· Maybe to the Mountain top, maybe to the valley
· Maybe to the earthquake maybe to the still quiet voice
· Maybe to life, maybe to death….
All our journeys are different –
every one of us, like Elijah,
God says “Wake up and eat –
leave behind the compromises and the fear and the heartache of your past –
I have a new journey for you -
here is food to give you strength to walk my way!
God’s journey is not just an earthly journey –
as Elijah ultimately ascended to heaven,
and as the Israelites ultimately crossed Jordan,
and so our journey is not only through this world but beyond it.

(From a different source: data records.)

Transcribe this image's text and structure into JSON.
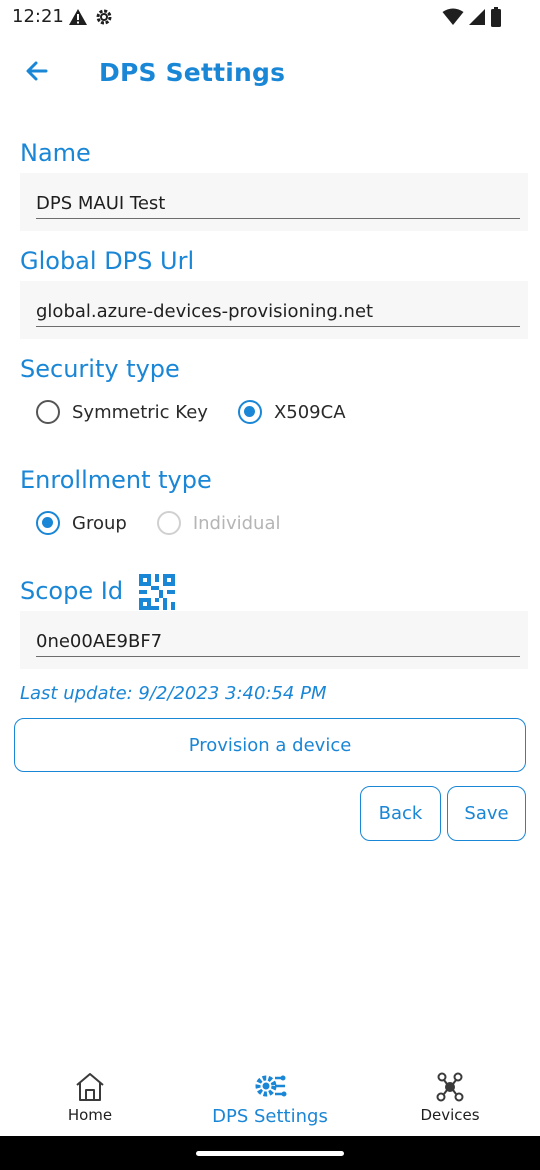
{
  "status": {
    "time": "12:21"
  },
  "appbar": {
    "title": "DPS Settings"
  },
  "name": {
    "label": "Name",
    "value": "DPS MAUI Test"
  },
  "global_url": {
    "label": "Global DPS Url",
    "value": "global.azure-devices-provisioning.net"
  },
  "security": {
    "label": "Security type",
    "options": [
      {
        "label": "Symmetric Key",
        "checked": false
      },
      {
        "label": "X509CA",
        "checked": true
      }
    ]
  },
  "enrollment": {
    "label": "Enrollment type",
    "options": [
      {
        "label": "Group",
        "checked": true
      },
      {
        "label": "Individual",
        "checked": false,
        "disabled": true
      }
    ]
  },
  "scope": {
    "label": "Scope Id",
    "value": "0ne00AE9BF7"
  },
  "last_update": "Last update: 9/2/2023 3:40:54 PM",
  "buttons": {
    "provision": "Provision a device",
    "back": "Back",
    "save": "Save"
  },
  "tabs": [
    {
      "label": "Home",
      "icon": "home-icon"
    },
    {
      "label": "DPS Settings",
      "icon": "settings-network-icon",
      "active": true
    },
    {
      "label": "Devices",
      "icon": "devices-hub-icon"
    }
  ],
  "colors": {
    "accent": "#1a86d6"
  }
}
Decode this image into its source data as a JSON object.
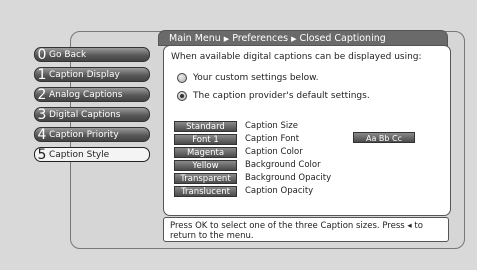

And no Jezebel, no Pharaoh, no Caesar, need cause us fear –
for our destination is nothing less than our heavenly home.
Ancient Classical and Norse religions sent people off
with provisions for their journey beyond death –
coins on their eyes to pay the ferryman
or food and clothes for the journey.
In the Roman Catholic tradition,
the final communion before someone dies is known as the viaticum –
from via (way or path) and te cum (with you) –
it is the spiritual food for the last great journey
to the last great mountain top.
despair – God will be alongside us
even to the end of time and beyond,
with food even for that last great journey..
So let me finish with a prayer by Janet Cawley -
God of the way,
you are the road we travel,
and the sign we follow;
you are bread for the journey,
and the wine of arrival.
Guide us as we follow in your way,
holding on to each other,
reaching out to your beloved world.
And when we stray,
seek us out and find us,
set our feet on the path again,
and lead us safely home.